November 5, 2018

Keeping a lid on treats and desserts is something most of us struggle with to some degree (who among us hasn’t raided their kids’ Halloween candy this time of year?). Staying trim is usually our prime motivator. But new research suggests there may be a much more compelling reason for all of us to curb our sugar intake. While there’s been a lot of attention paid to diet in general and how it relates to dementia, scientists are zeroing in on sugar – namely, high blood sugar levels – as potentially increasing our risk for developing Alzheimer’s disease.

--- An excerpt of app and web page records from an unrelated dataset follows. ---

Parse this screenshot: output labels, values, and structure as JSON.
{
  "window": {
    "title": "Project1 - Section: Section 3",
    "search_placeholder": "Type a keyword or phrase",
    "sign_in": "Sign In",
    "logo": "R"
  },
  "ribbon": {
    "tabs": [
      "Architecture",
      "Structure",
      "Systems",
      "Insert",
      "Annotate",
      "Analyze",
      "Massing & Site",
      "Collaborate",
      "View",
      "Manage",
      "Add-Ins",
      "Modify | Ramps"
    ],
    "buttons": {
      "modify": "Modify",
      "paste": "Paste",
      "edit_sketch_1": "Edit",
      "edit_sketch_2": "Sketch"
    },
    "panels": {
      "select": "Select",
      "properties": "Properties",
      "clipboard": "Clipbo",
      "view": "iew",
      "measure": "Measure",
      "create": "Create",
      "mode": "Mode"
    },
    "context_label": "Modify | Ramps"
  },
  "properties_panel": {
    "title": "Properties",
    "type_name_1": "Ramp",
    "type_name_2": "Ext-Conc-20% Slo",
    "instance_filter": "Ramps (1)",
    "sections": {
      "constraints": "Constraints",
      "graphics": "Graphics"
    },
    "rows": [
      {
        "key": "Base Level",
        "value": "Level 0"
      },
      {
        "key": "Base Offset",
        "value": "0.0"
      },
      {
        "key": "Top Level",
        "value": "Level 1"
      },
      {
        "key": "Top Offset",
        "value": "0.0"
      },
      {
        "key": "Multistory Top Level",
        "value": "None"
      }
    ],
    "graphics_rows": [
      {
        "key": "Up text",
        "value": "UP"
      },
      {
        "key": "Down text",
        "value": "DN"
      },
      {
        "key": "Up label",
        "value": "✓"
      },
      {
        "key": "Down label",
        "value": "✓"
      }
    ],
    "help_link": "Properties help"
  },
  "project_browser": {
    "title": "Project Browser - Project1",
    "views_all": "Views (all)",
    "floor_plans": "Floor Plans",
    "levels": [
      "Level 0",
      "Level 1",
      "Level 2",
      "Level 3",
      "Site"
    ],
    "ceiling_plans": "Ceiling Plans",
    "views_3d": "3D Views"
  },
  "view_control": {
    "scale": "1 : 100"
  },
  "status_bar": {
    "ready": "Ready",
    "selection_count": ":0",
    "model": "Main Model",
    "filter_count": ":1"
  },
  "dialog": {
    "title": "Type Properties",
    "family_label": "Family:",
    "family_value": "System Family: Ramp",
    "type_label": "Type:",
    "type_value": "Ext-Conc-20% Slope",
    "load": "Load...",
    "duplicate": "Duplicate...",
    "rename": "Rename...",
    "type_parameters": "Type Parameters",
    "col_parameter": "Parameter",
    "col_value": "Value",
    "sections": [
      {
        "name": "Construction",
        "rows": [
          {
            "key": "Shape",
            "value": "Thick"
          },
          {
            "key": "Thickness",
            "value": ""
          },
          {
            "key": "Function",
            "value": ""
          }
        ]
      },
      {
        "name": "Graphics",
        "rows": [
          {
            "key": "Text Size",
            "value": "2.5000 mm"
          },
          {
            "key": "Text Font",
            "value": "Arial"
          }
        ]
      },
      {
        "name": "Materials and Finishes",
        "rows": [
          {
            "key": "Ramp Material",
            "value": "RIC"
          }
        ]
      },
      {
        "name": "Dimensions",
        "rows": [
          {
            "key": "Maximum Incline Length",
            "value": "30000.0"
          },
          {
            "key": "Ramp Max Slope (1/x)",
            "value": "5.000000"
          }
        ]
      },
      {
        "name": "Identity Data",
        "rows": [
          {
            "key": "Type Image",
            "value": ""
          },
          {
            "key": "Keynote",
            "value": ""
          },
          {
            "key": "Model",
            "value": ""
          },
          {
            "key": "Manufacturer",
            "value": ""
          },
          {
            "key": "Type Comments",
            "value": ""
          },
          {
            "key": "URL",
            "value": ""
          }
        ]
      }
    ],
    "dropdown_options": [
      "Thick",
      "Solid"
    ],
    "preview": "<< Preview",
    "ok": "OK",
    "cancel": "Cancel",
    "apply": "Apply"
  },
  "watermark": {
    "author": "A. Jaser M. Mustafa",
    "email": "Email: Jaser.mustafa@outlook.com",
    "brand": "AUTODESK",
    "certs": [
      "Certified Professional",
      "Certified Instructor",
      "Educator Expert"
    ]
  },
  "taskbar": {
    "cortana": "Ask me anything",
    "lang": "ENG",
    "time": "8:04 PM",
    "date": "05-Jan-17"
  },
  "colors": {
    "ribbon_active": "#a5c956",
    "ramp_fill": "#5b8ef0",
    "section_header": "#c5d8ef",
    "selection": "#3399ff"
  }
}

To be clear, this isn’t the first we’ve heard about glucose levels and how they relate to Alzheimer’s. Scientists have long connected Type 2 diabetes with a greater instance of Alzheimer’s, and have looked at the dynamics of blood sugar and insulin as possibly hastening its diagnosis and progress. But several recent studies are starting to connect the dots in new ways among sugary, carb-heavy diets; insulin dependence; and the amyloid plaque build-up that defines Alzheimer’s. Here are some findings to watch:

  • Blood sugar and cognitive decline: As detailed in a recent issue of the journal Diabetologia (, researchers followed over 5000 people for 10 years, tracking their blood sugar and cognitive function. Of the participants, those with (on average) higher blood sugar levels had faster rates of cognitive decline, regardless of whether or not their A1C qualified them as diabetic. Simply put, the higher their sugar intake, the faster their brains showed signs of deterioration.
  • Insulin levels and Alzheimer’s: People with Type 2 diabetes whose bodies can still produce insulin are nearly twice as likely to develop Alzheimer’s. But Type 1 diabetics, who cannot produce insulin, also have an elevated risk of this diagnosis. How can both be right? The answer may lie in how our brains break down and process insulin – through an enzyme that also serves to break down amyloid plaque tangles. New research seems to indicate that Type 2 diabetics, whose insulin levels are frequently depleted by their disease, also lack the proper levels of this enzyme – and therefore aren’t able to break down enough amyloid plaques. And Type 1 diabetics, who inject insulin and often run on a surplus, can sap too much of this enzyme’s attention, thereby seeing amyloid plaques accumulate.
  • High carbohydrate diets and cognitive impairment:  A few interesting findings to explore here. One Mayo Clinic study broke 1,000 people into four groups, corresponding to their carb intake levels. The study subjects who ate the highest amount of carbs were 80 percent more likely to develop mild cognitive impairment (MCI), often a precursor to Alzheimer’s. Johns Hopkins scientists are looking on a cellular level, noting that high sugar intake makes cells insulin-resistant, which can cause them to die off – another connection to brain deterioration.

Lots to follow on the subject; keep it tuned to the Alzheimer’s Association for all the latest info.